Bettina Aptheker is Distinguished Professor of Feminist Studies and History at the University of California, Santa Cruz.
An activist, author, feminist, and professor, Bettina Aptheker, PhD, has taught at the University of California, Santa Cruz, for more than 30 years. Her most recent book is a memoir, Intimate Politics: How I Grew Up Red, Fought for Free Speech and Became a Feminist Rebel (2006). It contains many stories of her early friendship with W.E.B. Du Bois and Shirley Graham Du Bois.
Dr. Aptheker's other books include The Morning Breaks: The Trial of Angela Davis (1976; 2nd edition, 1999); Woman's Legacy: Essays on Race, Sex, and Class in American History (1982); and Tapestries of Life: Women's Work, Women's Consciousness, and the Meaning of Daily Experience (1989). She is the biographer of Shirley Graham Du Bois for Notable American Women , and is currently writing a critical essay on Shirley Graham Du Bois' creative career as an opera composer, playwright, biographer, and novelist. She is also at work on a major research project: “Queering the History of the American Left: 1940s-1980s.”
The Soul of W.E.B. Du Bois: A Tribute to the Black Church
Sunday, February 27, 2011 • 3:00 pm
St. John's Congregational Church, 643 Union Street, Springfield, MA
We celebrated a new partnership between The Du Bois Center at UMass Amherst Libraries and St. John's Congregational Church with an afternoon of gospel, dance, drama, and oratory by St. John's choirs and UMass Amherst students and faculty.
From the UMass Amherst Theater and Dance Department, Janeae Warren and Magda Compere performed “The Riddle of The Sphinx,” a poem by W.E.B. Du Bois. On saxophone, Gilbert McCauley and Richenond Fadre performed “In the Tradition,” by Amiri Baraka, and Paul Denis performed “Hard Time Blues.” Watch news video
Tenth Annual W.E.B. Du Bois Birthday Celebration
February 19, 2011
Clinton A.M.E. Zion Church, 9 Elm Court, Great Barrington, MA
The Du Bois Center invited the public to celebrate the tenth annual W.E.B. Du Bois Birthday Celebration with the Clinton A.M.E. Zion Church and Friends of the Du Bois Homesite. The celebration featured the Women of Faith Choir of St. John’s Congregational Church in Springfield.

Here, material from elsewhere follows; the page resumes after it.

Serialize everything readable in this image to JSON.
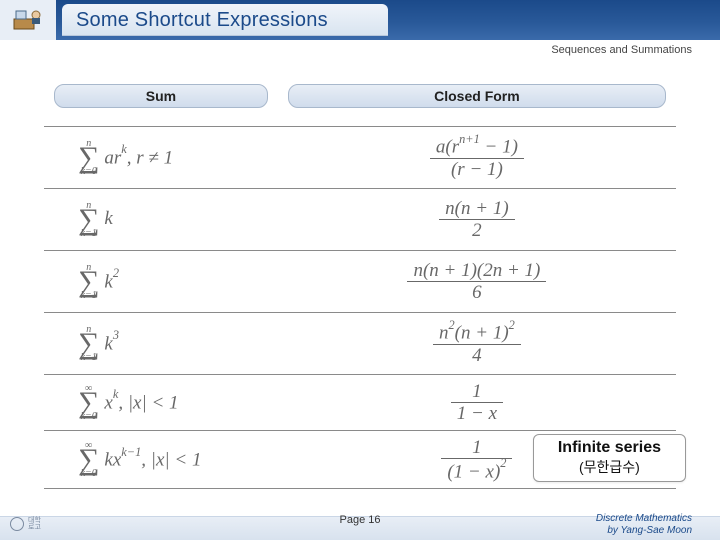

The annual Du Bois Birthday celebration at Clinton A.M.E. Zion Church was instituted in 2001 by the late Rev. Esther Dozier. Great Barrington-born William Edward Burghardt Du Bois attended Clinton A. M. E. Zion Society meetings as a young boy and wrote articles about the Church for the New YorkGlobe and the Freeman. Dr. Du Bois was a co-founder of the NAACP and the founder and guiding force of the Crisis, the journal of the NAACP, from 1910-1934. He was a central figure in the Harlem Renaissance and is widely considered to be the father of Pan Africanism.

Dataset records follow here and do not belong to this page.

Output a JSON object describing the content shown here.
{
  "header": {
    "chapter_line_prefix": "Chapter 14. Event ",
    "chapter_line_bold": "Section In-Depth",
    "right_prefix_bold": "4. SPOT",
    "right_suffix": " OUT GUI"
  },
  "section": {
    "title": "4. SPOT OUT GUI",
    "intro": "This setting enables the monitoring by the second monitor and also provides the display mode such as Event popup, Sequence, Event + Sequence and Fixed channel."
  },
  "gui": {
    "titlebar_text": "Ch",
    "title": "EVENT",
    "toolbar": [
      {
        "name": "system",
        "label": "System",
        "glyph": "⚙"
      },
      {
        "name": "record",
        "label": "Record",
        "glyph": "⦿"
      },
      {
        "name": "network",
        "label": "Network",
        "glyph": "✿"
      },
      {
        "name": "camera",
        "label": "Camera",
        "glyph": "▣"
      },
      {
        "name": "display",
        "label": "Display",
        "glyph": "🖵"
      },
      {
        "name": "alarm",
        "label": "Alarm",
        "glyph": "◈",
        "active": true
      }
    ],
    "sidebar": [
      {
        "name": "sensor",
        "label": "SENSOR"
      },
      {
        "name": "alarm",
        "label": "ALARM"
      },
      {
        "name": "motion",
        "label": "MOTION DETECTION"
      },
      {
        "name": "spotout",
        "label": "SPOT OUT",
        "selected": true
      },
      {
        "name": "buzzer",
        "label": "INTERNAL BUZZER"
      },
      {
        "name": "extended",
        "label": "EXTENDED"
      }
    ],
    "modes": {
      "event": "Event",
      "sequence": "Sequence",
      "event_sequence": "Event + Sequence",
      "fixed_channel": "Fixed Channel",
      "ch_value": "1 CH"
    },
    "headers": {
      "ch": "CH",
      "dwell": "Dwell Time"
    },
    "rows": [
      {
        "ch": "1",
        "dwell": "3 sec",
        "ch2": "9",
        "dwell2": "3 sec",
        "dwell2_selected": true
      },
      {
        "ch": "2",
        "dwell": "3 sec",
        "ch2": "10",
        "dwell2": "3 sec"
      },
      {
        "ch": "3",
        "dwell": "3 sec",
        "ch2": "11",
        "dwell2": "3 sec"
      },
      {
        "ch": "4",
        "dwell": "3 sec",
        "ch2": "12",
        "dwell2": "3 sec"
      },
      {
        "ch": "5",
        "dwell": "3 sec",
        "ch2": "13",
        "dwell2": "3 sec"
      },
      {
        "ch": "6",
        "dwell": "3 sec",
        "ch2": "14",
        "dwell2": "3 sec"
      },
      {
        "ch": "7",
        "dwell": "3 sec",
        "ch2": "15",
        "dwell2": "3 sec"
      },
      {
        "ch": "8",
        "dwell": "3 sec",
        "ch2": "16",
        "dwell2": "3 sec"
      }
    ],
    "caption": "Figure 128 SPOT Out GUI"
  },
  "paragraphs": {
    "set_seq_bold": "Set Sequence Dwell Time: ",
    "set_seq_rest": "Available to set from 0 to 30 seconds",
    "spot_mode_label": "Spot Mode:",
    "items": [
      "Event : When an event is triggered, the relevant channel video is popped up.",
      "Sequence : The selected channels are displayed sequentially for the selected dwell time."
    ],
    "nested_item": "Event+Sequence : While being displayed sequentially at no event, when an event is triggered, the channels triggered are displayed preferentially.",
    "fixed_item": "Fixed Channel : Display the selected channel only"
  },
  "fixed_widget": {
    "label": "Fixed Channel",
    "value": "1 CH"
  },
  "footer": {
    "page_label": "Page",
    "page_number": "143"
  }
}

Du Bois Center at UMass Amherst Libraries Announces Partnership with St. John’s Congregational Church
SPRINGFIELD, Mass. - A five-year partnership agreement signed on February 7, 2011, by the UMass Amherst Libraries will provide St. John’s Congregational Church with new educational and cultural resources while building awareness of the Libraries’ W.E.B. Du Bois Center.

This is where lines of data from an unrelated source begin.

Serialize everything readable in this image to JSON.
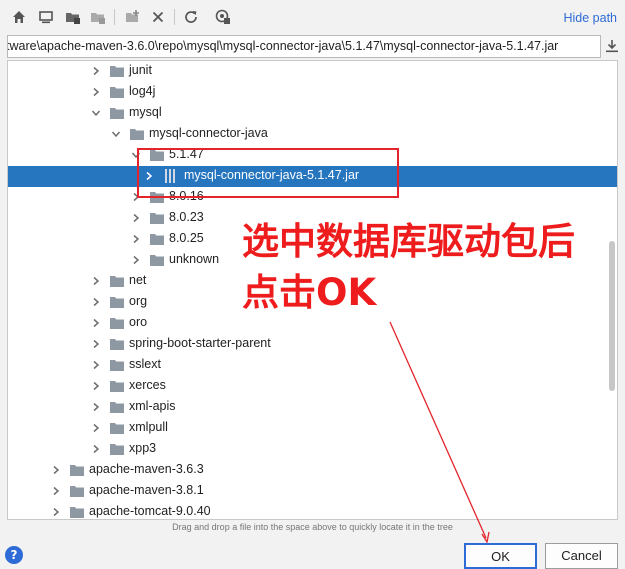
{
  "toolbar": {
    "buttons": [
      "home-icon",
      "desktop-icon",
      "project-icon",
      "module-icon",
      "new-folder-icon",
      "delete-icon",
      "refresh-icon",
      "show-hidden-icon"
    ],
    "hide_path_label": "Hide path"
  },
  "path_field": {
    "value": "tware\\apache-maven-3.6.0\\repo\\mysql\\mysql-connector-java\\5.1.47\\mysql-connector-java-5.1.47.jar"
  },
  "tree": {
    "rows": [
      {
        "label": "junit",
        "depth": 4,
        "expanded": false,
        "type": "folder"
      },
      {
        "label": "log4j",
        "depth": 4,
        "expanded": false,
        "type": "folder"
      },
      {
        "label": "mysql",
        "depth": 4,
        "expanded": true,
        "type": "folder"
      },
      {
        "label": "mysql-connector-java",
        "depth": 5,
        "expanded": true,
        "type": "folder"
      },
      {
        "label": "5.1.47",
        "depth": 6,
        "expanded": true,
        "type": "folder"
      },
      {
        "label": "mysql-connector-java-5.1.47.jar",
        "depth": 7,
        "expanded": false,
        "type": "jar",
        "selected": true
      },
      {
        "label": "8.0.16",
        "depth": 6,
        "expanded": false,
        "type": "folder"
      },
      {
        "label": "8.0.23",
        "depth": 6,
        "expanded": false,
        "type": "folder"
      },
      {
        "label": "8.0.25",
        "depth": 6,
        "expanded": false,
        "type": "folder"
      },
      {
        "label": "unknown",
        "depth": 6,
        "expanded": false,
        "type": "folder"
      },
      {
        "label": "net",
        "depth": 4,
        "expanded": false,
        "type": "folder"
      },
      {
        "label": "org",
        "depth": 4,
        "expanded": false,
        "type": "folder"
      },
      {
        "label": "oro",
        "depth": 4,
        "expanded": false,
        "type": "folder"
      },
      {
        "label": "spring-boot-starter-parent",
        "depth": 4,
        "expanded": false,
        "type": "folder"
      },
      {
        "label": "sslext",
        "depth": 4,
        "expanded": false,
        "type": "folder"
      },
      {
        "label": "xerces",
        "depth": 4,
        "expanded": false,
        "type": "folder"
      },
      {
        "label": "xml-apis",
        "depth": 4,
        "expanded": false,
        "type": "folder"
      },
      {
        "label": "xmlpull",
        "depth": 4,
        "expanded": false,
        "type": "folder"
      },
      {
        "label": "xpp3",
        "depth": 4,
        "expanded": false,
        "type": "folder"
      },
      {
        "label": "apache-maven-3.6.3",
        "depth": 2,
        "expanded": false,
        "type": "folder"
      },
      {
        "label": "apache-maven-3.8.1",
        "depth": 2,
        "expanded": false,
        "type": "folder"
      },
      {
        "label": "apache-tomcat-9.0.40",
        "depth": 2,
        "expanded": false,
        "type": "folder"
      }
    ]
  },
  "annotation": {
    "line1": "选中数据库驱动包后",
    "line2": "点击OK",
    "color": "#ee1c1c"
  },
  "hint": "Drag and drop a file into the space above to quickly locate it in the tree",
  "footer": {
    "help_label": "?",
    "ok_label": "OK",
    "cancel_label": "Cancel"
  },
  "colors": {
    "selection": "#2675bf",
    "link": "#2f6bd6",
    "folder": "#8e98a3"
  }
}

The partnership’s ambitious plans include promotion of the legacy of W.E.B. Du Bois’s work in relation to the black church, engagement of Springfield K-12 students in cultural and educational opportunities, and development of an international educational component to bring together Du Bois scholars and black church leaders from around the globe.
“The partnership between the Du Bois Center and St. John’s Congregational Church is a strategic alliance to further the goals of the church and the center and to continue the legacy of Dr. Du Bois in the areas of excellence, knowledge, leadership, and community enrichment,” said Brooks Fitch of the Du Bois Center. “We believe St. John’s is the perfect partner because of its rich history of spiritual and community leadership.” Read more and watch video
Brooks Fitch was interviewed on “Connecting Point” about his work with the Pioneer Valley Planning Commission on its Plan for Progress and the Development of the Knowledge Corridor Initiative. Watch video